WHAT YOU SHOULD DO:
Retype the entries below word for word, leaving none out.

EXTRACTED RECORDS:
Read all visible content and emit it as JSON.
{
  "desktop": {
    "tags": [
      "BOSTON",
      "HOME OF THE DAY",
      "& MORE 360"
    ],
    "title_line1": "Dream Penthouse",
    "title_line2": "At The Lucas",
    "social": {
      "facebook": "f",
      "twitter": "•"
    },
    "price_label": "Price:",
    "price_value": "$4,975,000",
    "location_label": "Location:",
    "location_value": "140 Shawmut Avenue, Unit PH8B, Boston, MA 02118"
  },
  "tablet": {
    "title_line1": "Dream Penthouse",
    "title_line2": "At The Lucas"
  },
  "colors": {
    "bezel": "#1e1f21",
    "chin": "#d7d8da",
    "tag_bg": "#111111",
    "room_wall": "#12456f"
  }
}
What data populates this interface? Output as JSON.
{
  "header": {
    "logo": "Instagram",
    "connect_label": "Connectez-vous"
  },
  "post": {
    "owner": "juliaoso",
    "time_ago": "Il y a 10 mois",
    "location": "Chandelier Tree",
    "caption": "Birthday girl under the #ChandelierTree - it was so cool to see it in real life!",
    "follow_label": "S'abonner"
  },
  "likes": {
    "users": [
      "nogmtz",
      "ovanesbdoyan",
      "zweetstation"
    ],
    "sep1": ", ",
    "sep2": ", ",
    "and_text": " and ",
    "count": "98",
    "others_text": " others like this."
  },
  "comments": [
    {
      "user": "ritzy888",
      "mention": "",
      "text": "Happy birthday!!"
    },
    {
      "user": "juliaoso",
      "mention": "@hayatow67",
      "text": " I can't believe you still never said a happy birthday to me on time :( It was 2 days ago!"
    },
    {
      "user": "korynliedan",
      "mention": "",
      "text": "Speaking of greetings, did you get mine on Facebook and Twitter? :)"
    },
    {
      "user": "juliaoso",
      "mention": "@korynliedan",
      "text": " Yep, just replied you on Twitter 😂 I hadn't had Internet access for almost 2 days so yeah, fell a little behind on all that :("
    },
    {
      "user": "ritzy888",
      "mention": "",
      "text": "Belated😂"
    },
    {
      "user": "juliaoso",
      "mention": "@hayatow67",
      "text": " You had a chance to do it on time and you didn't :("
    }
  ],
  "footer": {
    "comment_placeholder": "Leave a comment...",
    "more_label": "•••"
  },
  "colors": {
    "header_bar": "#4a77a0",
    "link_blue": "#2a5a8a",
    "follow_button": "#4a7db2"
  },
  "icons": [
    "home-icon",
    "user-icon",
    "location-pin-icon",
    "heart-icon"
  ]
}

OUTPUT OF THE EXERCISE:
Read all visible content and emit it as JSON.
{
  "desktop": {
    "tags": [
      "BOSTON",
      "HOME OF THE DAY",
      "& MORE 360"
    ],
    "title_line1": "Dream Penthouse",
    "title_line2": "At The Lucas",
    "social": {
      "facebook": "f",
      "twitter": "•"
    },
    "price_label": "Price:",
    "price_value": "$4,975,000",
    "location_label": "Location:",
    "location_value": "140 Shawmut Avenue, Unit PH8B, Boston, MA 02118"
  },
  "tablet": {
    "title_line1": "Dream Penthouse",
    "title_line2": "At The Lucas"
  },
  "colors": {
    "bezel": "#1e1f21",
    "chin": "#d7d8da",
    "tag_bg": "#111111",
    "room_wall": "#12456f"
  }
}
What data populates this interface? Output as JSON.
{
  "header": {
    "logo": "Instagram",
    "connect_label": "Connectez-vous"
  },
  "post": {
    "owner": "juliaoso",
    "time_ago": "Il y a 10 mois",
    "location": "Chandelier Tree",
    "caption": "Birthday girl under the #ChandelierTree - it was so cool to see it in real life!",
    "follow_label": "S'abonner"
  },
  "likes": {
    "users": [
      "nogmtz",
      "ovanesbdoyan",
      "zweetstation"
    ],
    "sep1": ", ",
    "sep2": ", ",
    "and_text": " and ",
    "count": "98",
    "others_text": " others like this."
  },
  "comments": [
    {
      "user": "ritzy888",
      "mention": "",
      "text": "Happy birthday!!"
    },
    {
      "user": "juliaoso",
      "mention": "@hayatow67",
      "text": " I can't believe you still never said a happy birthday to me on time :( It was 2 days ago!"
    },
    {
      "user": "korynliedan",
      "mention": "",
      "text": "Speaking of greetings, did you get mine on Facebook and Twitter? :)"
    },
    {
      "user": "juliaoso",
      "mention": "@korynliedan",
      "text": " Yep, just replied you on Twitter 😂 I hadn't had Internet access for almost 2 days so yeah, fell a little behind on all that :("
    },
    {
      "user": "ritzy888",
      "mention": "",
      "text": "Belated😂"
    },
    {
      "user": "juliaoso",
      "mention": "@hayatow67",
      "text": " You had a chance to do it on time and you didn't :("
    }
  ],
  "footer": {
    "comment_placeholder": "Leave a comment...",
    "more_label": "•••"
  },
  "colors": {
    "header_bar": "#4a77a0",
    "link_blue": "#2a5a8a",
    "follow_button": "#4a7db2"
  },
  "icons": [
    "home-icon",
    "user-icon",
    "location-pin-icon",
    "heart-icon"
  ]
}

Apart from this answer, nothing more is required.